Your first installment from the pearls of wisdom from the perennial purchaser of politicians, Betsy ‘Checkbook’ DeVos:

devos-on-alpha-beta-schools

(source: Washington Post, the Parent-Herald and several of my Facebook friends and former colleagues)

Maybe we should look at the actual graduation rates for DC public and charter schools, courtesy of the DC Office of the State Superintendent of Education, or OSSE:

Here are the official 4-year graduation rates for 2016:

hs-graduation-rates

hs-graduation-rates-part-2

 

I highlighted some of the schools. The pink ones are the five DC charter high schools where the graduation rate is decidedly BELOW 70%. The orange ones are the ten (10) regular DCPS high schools where the graduation rate is decidedly ABOVE 70%.

(This is not counting two DC charter schools that closed for extremely low performance or for wide-spread theft by their founders.)
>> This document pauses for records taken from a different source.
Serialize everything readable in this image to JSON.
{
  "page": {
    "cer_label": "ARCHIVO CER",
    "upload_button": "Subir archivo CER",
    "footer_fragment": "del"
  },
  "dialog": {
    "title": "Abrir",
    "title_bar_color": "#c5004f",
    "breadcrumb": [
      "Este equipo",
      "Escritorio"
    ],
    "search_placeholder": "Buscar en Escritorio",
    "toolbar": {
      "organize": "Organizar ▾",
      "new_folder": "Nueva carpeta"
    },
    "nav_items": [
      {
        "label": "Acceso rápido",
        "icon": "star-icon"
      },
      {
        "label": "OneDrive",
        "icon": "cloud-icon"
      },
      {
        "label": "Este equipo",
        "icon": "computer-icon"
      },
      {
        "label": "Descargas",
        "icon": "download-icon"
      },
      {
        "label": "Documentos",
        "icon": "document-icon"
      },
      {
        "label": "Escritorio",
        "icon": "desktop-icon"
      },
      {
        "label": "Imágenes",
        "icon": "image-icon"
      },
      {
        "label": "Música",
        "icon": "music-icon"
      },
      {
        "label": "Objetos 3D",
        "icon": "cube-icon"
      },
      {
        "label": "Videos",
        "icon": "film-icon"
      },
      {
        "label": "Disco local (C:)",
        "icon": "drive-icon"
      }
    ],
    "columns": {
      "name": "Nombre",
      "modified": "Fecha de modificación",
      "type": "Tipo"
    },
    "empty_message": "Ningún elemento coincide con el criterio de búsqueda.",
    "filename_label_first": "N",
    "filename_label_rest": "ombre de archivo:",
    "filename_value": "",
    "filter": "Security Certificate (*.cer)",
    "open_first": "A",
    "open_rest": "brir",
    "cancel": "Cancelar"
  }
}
(Full disclosure: my own children graduated from Banneker and School Without Walls some years ago. Notice what the graduation rates are from those two schools.)

Also, notice that the overall graduation rates from the regular public high schools in DC (69.0%) and from the DC charter school sector (72.9%) are not all that different. And that’s even though the charter schools can and do push out students to the regular public schools. This is also despite the fact that to get into a charter school, students have to have parents or guardians who can navigate the application process — and we have a lot of students here in DC where the parents are ‘MIA’.

I will also let you look at the official four-year graduation rates by the various subgroups (by gender, ethnicity, and so on). Once again, you will not see the huge disparities claimed by Billionaire Betsy between graduation rates in the regular DC public schools and in the charter schools. [There is one large disparity: the number of white, Asian, or multi-racial students in the DC charter high schools is tiny; they are almost all in the regular DC public schools!]

grad-rates-dc-pub-and-charters-by-subgroups

 

So, I guess we can expect lots more ‘alternative facts’ from Billionaire Betsy, just like we have gotten used to seeing them coming from Marmalade Mussolini, aka #45.

 

%d bloggers like this: